X-Men (2000)
X2: X-Men United (2003)
X-Men Origins: Wolverine (2009)
X-Men Origins: Wolverine (2009)
X2: X-Men United (2003)
X-Men (2000)
The Goonies (1985): Goonies, The (1985)
Beetlejuice (1988)
R.I.P.D (2013)
Men in Black (1997)
Austin Powers in Goldmember
The Waterboy (1998): Waterboy, The (1998)
The Waterboy (1998): Waterboy, The (1998)

Top 10 Plotlines Movies Just Totally Dropped For No Reason

by Theta1138   June 30, 2011 at 10:00AM  |  Views: 3,446
5. The Addams Family Forgets an Orphan

Source: Paramount Pictures

"The Addams Family" is a great movie, and not just because it features the first performance of Christopher Lloyd where he was awake and cared about his role in about five years. It's actually a fairly tight movie, with one...small problem.
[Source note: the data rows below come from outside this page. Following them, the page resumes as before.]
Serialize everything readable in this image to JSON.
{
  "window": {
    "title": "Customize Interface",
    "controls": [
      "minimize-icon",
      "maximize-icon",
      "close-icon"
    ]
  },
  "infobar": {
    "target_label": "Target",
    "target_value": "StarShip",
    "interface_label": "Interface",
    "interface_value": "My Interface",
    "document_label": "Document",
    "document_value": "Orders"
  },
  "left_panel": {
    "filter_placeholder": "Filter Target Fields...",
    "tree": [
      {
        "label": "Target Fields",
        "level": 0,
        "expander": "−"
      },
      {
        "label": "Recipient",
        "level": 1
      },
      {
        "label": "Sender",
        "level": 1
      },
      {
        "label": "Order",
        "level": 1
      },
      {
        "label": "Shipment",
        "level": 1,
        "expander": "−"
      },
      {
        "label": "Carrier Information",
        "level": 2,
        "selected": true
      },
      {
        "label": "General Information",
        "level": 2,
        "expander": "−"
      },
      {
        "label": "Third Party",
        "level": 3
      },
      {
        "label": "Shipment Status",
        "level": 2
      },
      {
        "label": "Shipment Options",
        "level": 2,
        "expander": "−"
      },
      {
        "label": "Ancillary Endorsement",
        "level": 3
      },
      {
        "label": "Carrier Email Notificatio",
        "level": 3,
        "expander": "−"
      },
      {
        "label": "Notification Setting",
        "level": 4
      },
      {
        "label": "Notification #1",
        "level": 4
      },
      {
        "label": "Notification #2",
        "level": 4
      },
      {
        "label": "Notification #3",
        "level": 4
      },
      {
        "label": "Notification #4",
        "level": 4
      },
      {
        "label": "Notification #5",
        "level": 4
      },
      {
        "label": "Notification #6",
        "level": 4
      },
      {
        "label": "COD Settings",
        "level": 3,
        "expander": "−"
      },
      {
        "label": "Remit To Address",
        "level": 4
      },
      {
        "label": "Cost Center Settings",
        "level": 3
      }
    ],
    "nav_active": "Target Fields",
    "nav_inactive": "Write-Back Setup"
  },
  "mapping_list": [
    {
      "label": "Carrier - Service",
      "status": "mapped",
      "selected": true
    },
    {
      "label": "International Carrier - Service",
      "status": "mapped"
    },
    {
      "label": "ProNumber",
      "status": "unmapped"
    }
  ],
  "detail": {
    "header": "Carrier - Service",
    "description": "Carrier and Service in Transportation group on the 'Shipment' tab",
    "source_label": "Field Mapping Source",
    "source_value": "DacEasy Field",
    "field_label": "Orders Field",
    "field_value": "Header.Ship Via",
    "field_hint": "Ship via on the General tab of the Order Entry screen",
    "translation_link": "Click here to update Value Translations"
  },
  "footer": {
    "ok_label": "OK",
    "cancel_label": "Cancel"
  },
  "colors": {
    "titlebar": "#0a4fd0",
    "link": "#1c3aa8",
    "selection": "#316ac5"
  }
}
You might remember the evil lawyer, you know, the one who starts the plot. We meet his whole family: a loving wife and a kid that unfortunately looks just like him. By the end of the movie, Dad's been buried alive and Mom has run off with Cousin Itt. And he didn't stick with his mom: she comes back in the sequel, and he doesn't.

Then again, he probably got killed by something on the Addams' estate, but at least show us the cheap laugh, guys.

4. The Karate Kid Forgets His Friend

Source: Columbia Pictures

No, we're talking about the remake. Take a moment to mourn your childhood. You good? Okay, let's move on.

The entire point of the remake is that Will Smith's kid is overseas in China with no friends. But wait, here's some blond kid! Maybe he'll be your friend! And he is!

Then he gets deported or something, because he's never seen in the film. Geez, this kid really can't have even one friend in China? Do you also want his dog to get run over?

3. Tron: Legacy Tucks a Lightcycle in its Pants

Source: Walt Disney Pictures

"Tron: Legacy" is a movie that was fated to have lightcycles, because, let's face it, ask anybody who saw it and that's what they remember.

So, the lightcycle scene starts, ends with the hero having his friend wiped out, and then he swings up to the wreckage, gets out of his lightcycle, which handily folds up into a bar, and he puts it in his pocket.

He never uses it again, even though, and we want to emphasize this, he spends a lot of the movie running all around or trying to run away from people. Gee, do you think maybe that motorcycle in your pants that also serves as an offensive weapon might just happen to be handy, Mr. Hero Guy?

2. Inglourious Basterds is Missing Four Basterds

Source: The Weinstein Company

At the end of "Inglourious Basterds," the noble unit of Jewish soldiers led by a redneck are down to two guys. Two were killed in that tavern fight. Two were killed in the theater after Tarantino decided to completely rewrite history in a ridiculously awesome way.

One problem: there were 10 guys. 10. Four are missing. They don't even bother to tell us their fates in dialogue. Were they killed? Captured? Did they just get lost? At the end of the movie, were there four Jewish guys with guns in the middle of Germany, pulled over by the side of the road, looking at a map and arguing over the best way to get to France? Tarantino didn't even write their fates into the script. That's how egregious this is.

1. The Embryos from Jurassic Park

Source: Universal Pictures

This is the king crowner, the one that bugs us the most.

The first movie makes a big deal of these embryos. That guy from "Seinfeld" touches off the entire plot to steal them, as well as throw the movie to the heights of unreality. Sure, that little girl knows gymnastics and is also a hacker. Sure, a velociraptor could have a prayer of defeating Samuel L. Jackson. Right. Whatever.

Anyway, after that fat guy gets acid spit into his eyes and presumably eaten by a dinosaur, the embryos that he stole fall into the mud and get buried. Then, apparently, that's it. The huge corporation with all those resources that bribed him apparently just shrugged and forgot about it. Then we're assuming that they had a stock options scandal or something, because this huge corporation vanishes from the face of the franchise.

How annoying is this plothole? So annoying that apparently the Jurassic Park video game coming soon from Telltale will specifically go out of its way to answer that. So, about two decades after the fact, you fill in the plothole with some digital spackle?

Who wrote this script?